Q-global will house some of the best Pearson assessments that were hitherto available as paper and pencil tests only and give a digital option to those who prefer to adopt this medium for testing. Gradually, most of our assessments will become digital only.
Finally, pricing of the digital assessments on Q-global will be another attractive factor as the professional can pay on a need basis, for each test report generated, instead of buying the entire kit. Our first digital only assessment on Q-global is Beck Youth Inventories, Second Edition, India (BYI-IIINDIA) that help identify emotional difficulties, disruptive behavior and social impairment in children and adolescents. BYI-IIINDIA will change the way schools in India address such issues, due to its online nature, ease of administration and convenience of scoring and reporting.
What distinguishes your product & services mix in the domain?
Pearson believes in helping each individual learn better and live better. Our psychological assessment solutions have helped millions of children and adults around the world by identifying difficulties at the intellectual or emotional level, that interfere with academic achievement, professional success and daily living.
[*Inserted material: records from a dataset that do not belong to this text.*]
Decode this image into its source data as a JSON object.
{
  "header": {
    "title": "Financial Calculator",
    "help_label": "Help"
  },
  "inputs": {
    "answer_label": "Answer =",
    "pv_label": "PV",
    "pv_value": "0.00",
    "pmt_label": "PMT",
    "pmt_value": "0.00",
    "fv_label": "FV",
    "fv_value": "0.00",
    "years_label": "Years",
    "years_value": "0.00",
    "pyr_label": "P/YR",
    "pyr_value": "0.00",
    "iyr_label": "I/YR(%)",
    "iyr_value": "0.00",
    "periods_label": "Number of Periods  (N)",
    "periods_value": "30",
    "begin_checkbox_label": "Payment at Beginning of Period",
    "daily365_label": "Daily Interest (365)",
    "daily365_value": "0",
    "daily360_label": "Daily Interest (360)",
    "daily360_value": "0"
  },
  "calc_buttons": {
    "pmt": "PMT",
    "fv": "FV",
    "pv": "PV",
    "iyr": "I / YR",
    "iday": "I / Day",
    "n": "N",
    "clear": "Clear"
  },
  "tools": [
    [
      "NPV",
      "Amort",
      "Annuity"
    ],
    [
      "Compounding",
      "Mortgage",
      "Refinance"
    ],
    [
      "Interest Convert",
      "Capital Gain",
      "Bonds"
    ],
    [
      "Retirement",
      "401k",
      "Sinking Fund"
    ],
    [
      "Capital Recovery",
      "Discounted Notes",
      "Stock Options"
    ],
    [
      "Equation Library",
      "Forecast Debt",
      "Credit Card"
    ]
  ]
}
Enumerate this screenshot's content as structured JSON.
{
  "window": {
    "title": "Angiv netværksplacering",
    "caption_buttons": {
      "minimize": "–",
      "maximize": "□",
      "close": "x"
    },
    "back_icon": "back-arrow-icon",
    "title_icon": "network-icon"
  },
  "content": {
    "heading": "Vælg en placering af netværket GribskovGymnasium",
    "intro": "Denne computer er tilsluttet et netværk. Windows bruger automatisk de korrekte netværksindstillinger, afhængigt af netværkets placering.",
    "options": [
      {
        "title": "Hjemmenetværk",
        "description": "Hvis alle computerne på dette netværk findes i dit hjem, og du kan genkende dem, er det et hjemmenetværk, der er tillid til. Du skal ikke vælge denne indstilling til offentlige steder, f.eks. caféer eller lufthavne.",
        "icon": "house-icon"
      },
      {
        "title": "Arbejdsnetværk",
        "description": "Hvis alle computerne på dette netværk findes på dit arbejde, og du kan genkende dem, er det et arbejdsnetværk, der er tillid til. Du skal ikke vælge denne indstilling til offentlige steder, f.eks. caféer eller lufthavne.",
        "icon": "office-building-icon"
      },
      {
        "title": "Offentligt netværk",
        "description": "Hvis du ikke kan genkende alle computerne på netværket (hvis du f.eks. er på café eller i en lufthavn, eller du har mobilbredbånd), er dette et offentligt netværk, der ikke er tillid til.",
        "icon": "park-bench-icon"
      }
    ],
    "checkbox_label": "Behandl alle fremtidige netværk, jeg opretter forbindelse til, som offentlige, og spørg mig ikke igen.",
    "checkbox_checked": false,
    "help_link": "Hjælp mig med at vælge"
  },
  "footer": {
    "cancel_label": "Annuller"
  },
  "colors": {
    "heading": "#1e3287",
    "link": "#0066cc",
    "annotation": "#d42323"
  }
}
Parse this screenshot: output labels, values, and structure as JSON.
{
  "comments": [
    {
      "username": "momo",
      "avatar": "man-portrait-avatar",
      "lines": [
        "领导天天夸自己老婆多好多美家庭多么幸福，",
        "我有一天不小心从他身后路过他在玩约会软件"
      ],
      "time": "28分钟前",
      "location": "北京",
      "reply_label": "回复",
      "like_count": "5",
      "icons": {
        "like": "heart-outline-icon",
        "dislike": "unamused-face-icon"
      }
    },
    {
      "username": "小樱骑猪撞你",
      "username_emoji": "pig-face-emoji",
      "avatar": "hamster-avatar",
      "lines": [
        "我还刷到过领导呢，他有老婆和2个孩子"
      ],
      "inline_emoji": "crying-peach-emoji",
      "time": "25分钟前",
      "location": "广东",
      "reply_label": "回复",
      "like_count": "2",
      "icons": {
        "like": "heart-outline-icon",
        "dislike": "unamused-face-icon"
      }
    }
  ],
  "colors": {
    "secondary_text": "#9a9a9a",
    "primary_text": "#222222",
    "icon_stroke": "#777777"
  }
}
Many of our titles are global gold standards in assessment, used by mental health professionals, such as psychologists and psychiatrists, in clinical settings and school professionals, such as special educators and school counsellors, in educational settings.
|Beck Youth Inventories, (BYI-IIINDIA)|
|Helps identify in children and adolescents
Through our own survey, we discovered three areas of priority where professionals are looking for mental health solutions in school settings: Learning Disability, ADHD and Emotional Health. This is because, often these psychological conditions manifest themselves early on, during a child’s school years. Hence, schools need to be aware and empowered to identify such conditions and offer timely remedial support so that each student can learn optimally, despite learning barriers posed by these conditions.
Are there extension services beyond the assessment platform?
Here, Pearson Academy India (PAI), our services arm, works closely with schools and other institutions to create awareness and resources to address these conditions. PAI offers a host of services, such as psychological assessment, intervention/remediation and career counselling, for students that are referred to a PAI by schools. PAI also offers training and certification workshops for professionals ranging from psychologists, special educators to paediatricians, to help them learn new skills and upgrade current skills and knowledge around assessment and mental healthcare. We are actively looking for suitable institutions and individuals associated with psychology, education and training who can partner with us as PAIs in their respective cities.